Galenea Receives NIH Grant to Develop Flu Drug
Galenea said this week that it has been issued a phase I SBIR grant from the National Institute of Allergy and Infectious Diseases to develop its RNAi-based influenza drug G00101.
Specific details about the grant were not disclosed.
Nastech Presents Preclinical Data on RNAi-based Arthritis Drug
Nastech said this week that it has presented in vitro data showing its RNAi-based treatment for rheumatoid arthritis was able to stop the production of TNF-alpha, a protein that is over-expressed in rheumatoid arthritis and other chronic inflammatory diseases.
"The study also profiled TNF-alpha messenger RNA and protein levels in rheumatoid arthritis patients who are currently on the approved therapies, [and showed that such] patients were unexpectedly shown to have elevated TNF-alpha messenger RNA in their immune cells and TNF-alpha protein in their blood," Nastech said.
CytRx's Q3 Losses Swelled 25 Percent on 53-Percent Jump in R&D Costs
CytRx this week reported that third quarter net loss increased 25 percent on a 53-percent jump in research and development spending.

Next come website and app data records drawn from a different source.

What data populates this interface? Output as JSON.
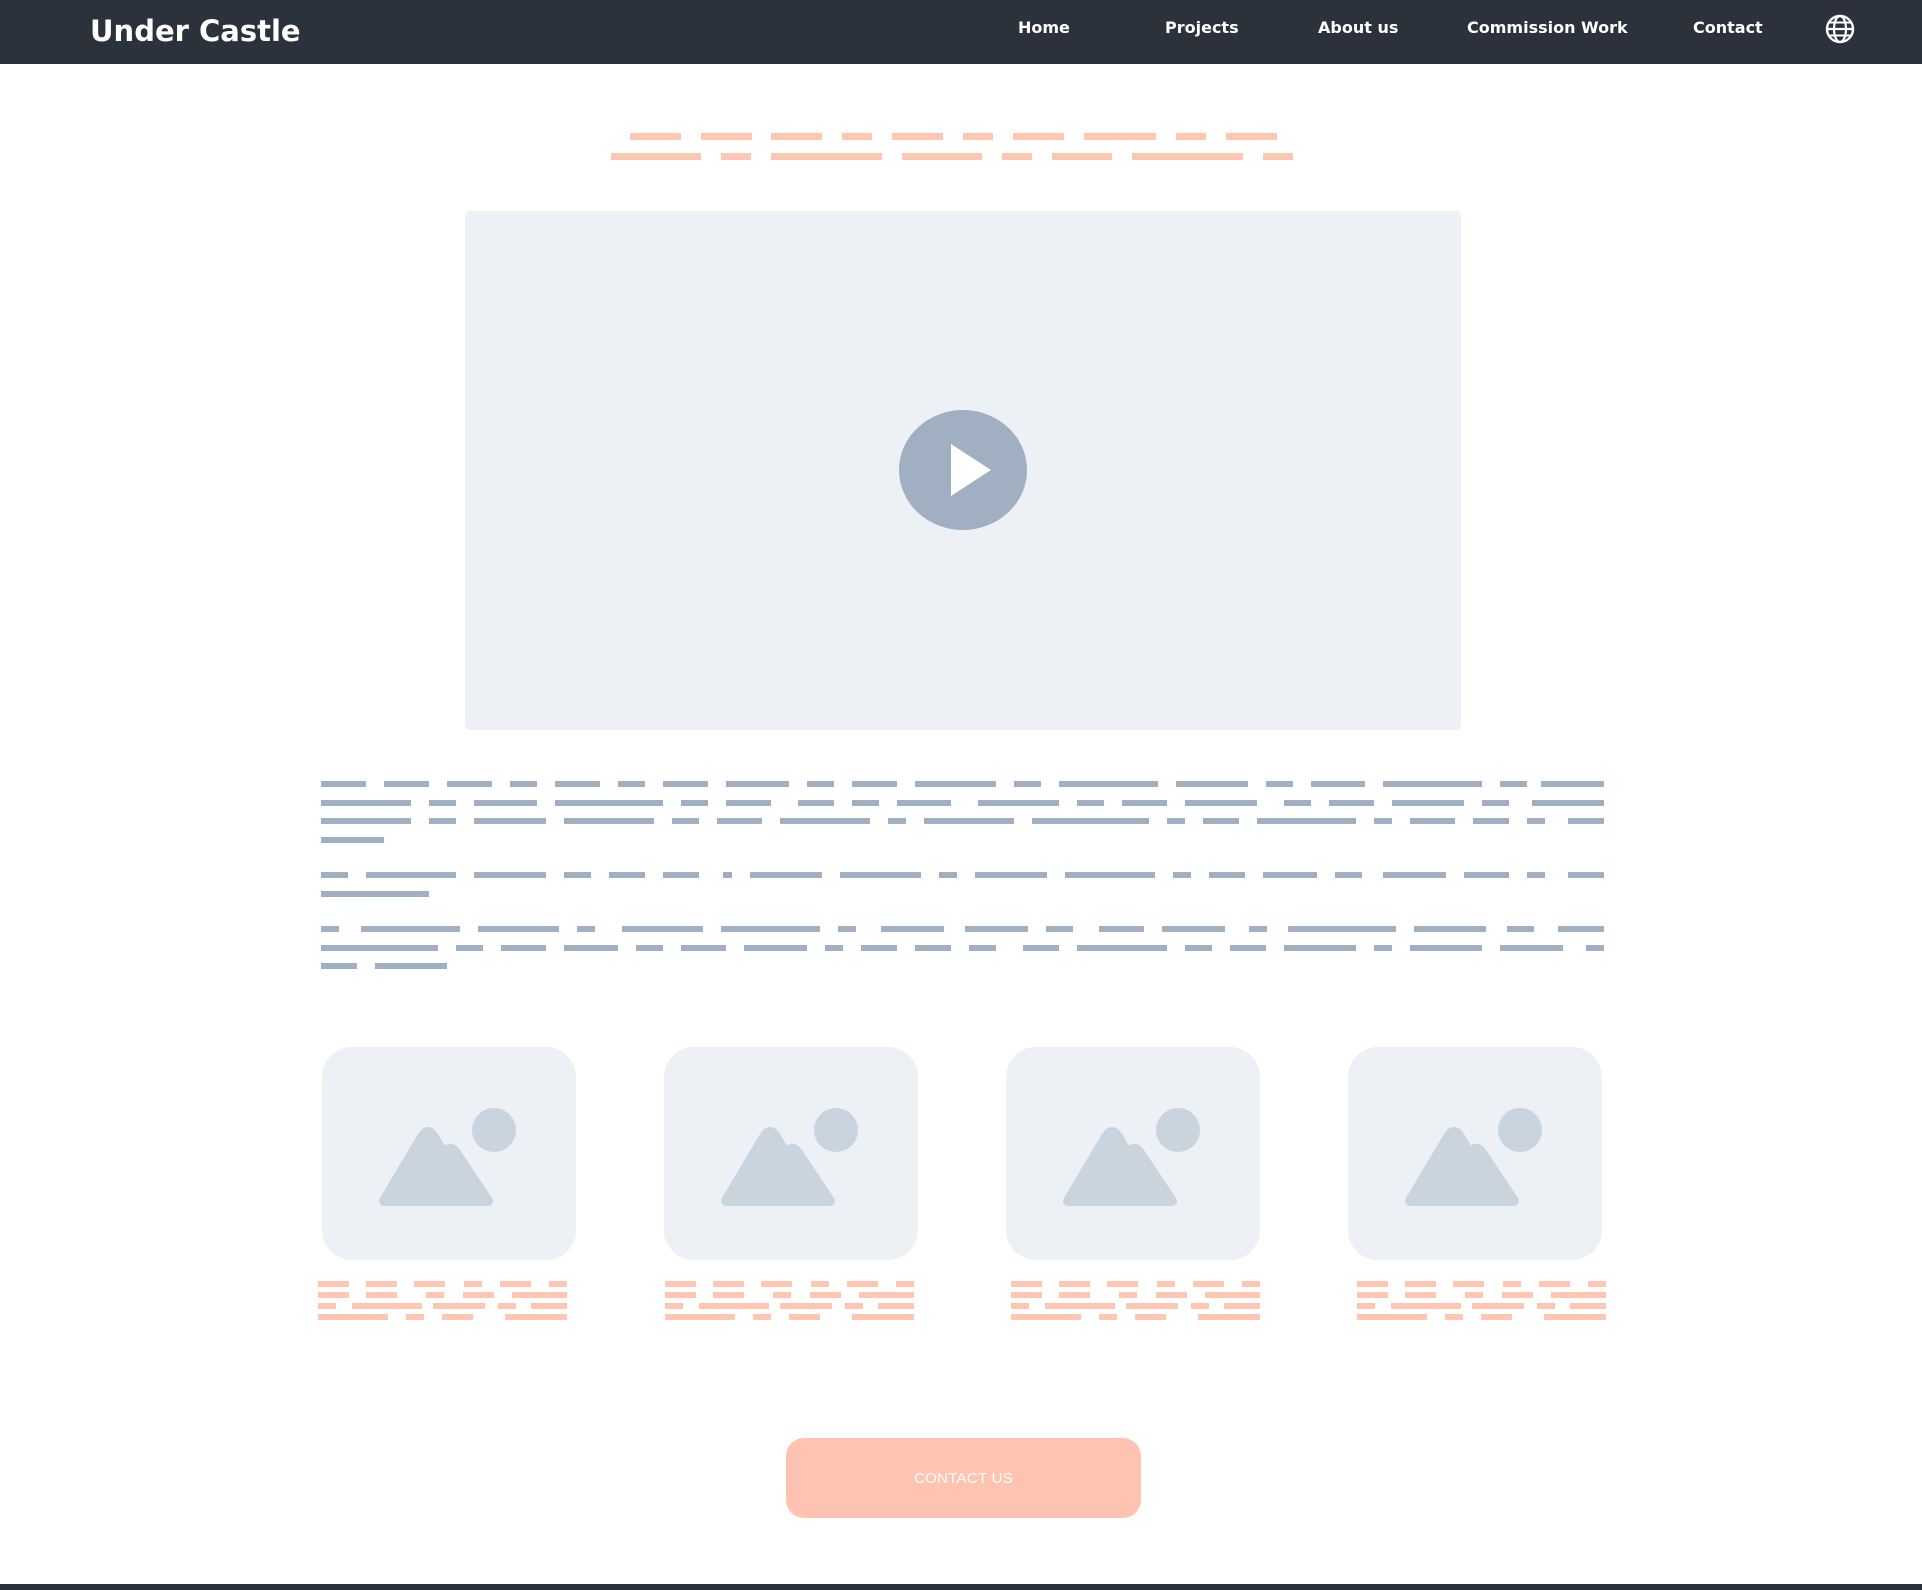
{
  "header": {
    "brand": "Under Castle",
    "nav": [
      {
        "label": "Home"
      },
      {
        "label": "Projects"
      },
      {
        "label": "About us"
      },
      {
        "label": "Commission Work"
      },
      {
        "label": "Contact"
      }
    ],
    "language_icon": "globe-icon"
  },
  "hero": {
    "video_icon": "play-icon"
  },
  "gallery": {
    "image_icon": "image-placeholder-icon",
    "count": 4
  },
  "cta": {
    "label": "CONTACT US"
  },
  "colors": {
    "nav_background": "#2b323c",
    "accent_salmon": "#ffc6b1",
    "placeholder_text": "#a0afc2",
    "placeholder_bg": "#edf0f4",
    "placeholder_icon": "#cad4df",
    "cta_background": "#fec4b1"
  }
}
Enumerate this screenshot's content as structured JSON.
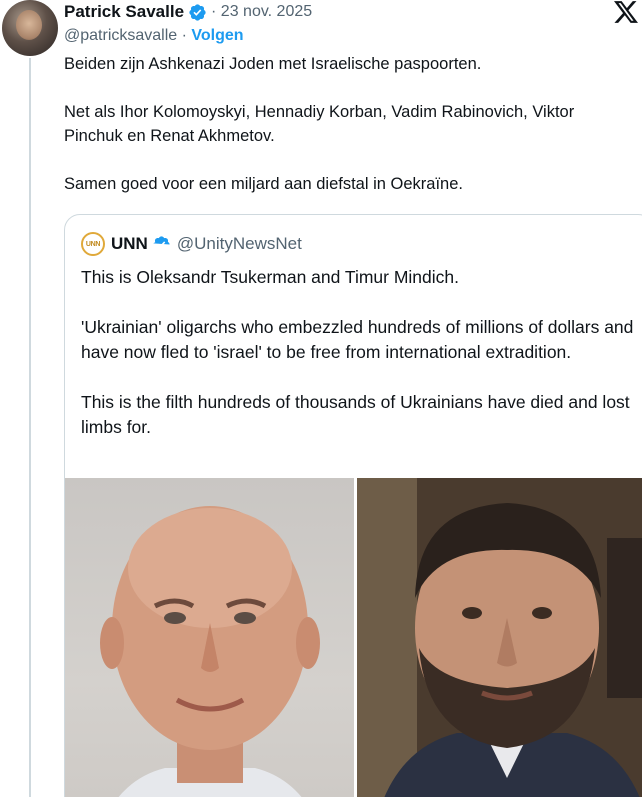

The company's net loss for the quarter climbed to $3.5 million, or $0.06 per share, from a year-ago loss of $2.8 million, or $0.08 per share. CytRx reported $10,000 in revenues for the third quarter of 2005, versus zero revenues in the same period a year earlier.
The company's R&D costs climbed to $2 million in the quarter from $1.3 million in the third quarter 2004, reflecting increased costs associated with the initiation of a phase II trial of the company's small-molecule amyotrophic lateral sclerosis therapy arimoclomol.
As of Sept. 30, CytRx had cash, cash equivalents, and short-term investments totaling $11.2 million.
Genta Antisense Drug May Boost Efficacy of OSI's Tarceva
Genta said this week that preclinical studies indicate that intermittent doses of its antisense drug Genasense may increase the activity of OSI Pharmaceuticals' drug Tarceva.
According to Genta, researchers used murine models of human non-small-cell lung cancer and evaluated Genasense given both continuously as well as every second, third, or fourth day. Intermittent doses of Genasense demonstrated "significant" activity when given alone in this model, whereas Tarceva alone exhibited little activity. However, the combination of Genasense plus Tarceva was superior to either agent alone.
Genta had been developing Genasense as a standalone cancer drug, but ran into difficulties in May 2004 when a US Food and Drug Administration advisory panel recommended that the agency not approve Genasense for advanced melanoma, finding that the company did not provide enough evidence of the drug's benefits. Later that year, Aventis pulled out of a deal to develop Genasense with Genta.
Note: Because of the Thanksgiving holiday in the US, next week RNAi News will publish on Tuesday, Nov. 22. RNAi News will resume its normal publishing schedule on Nov. 28.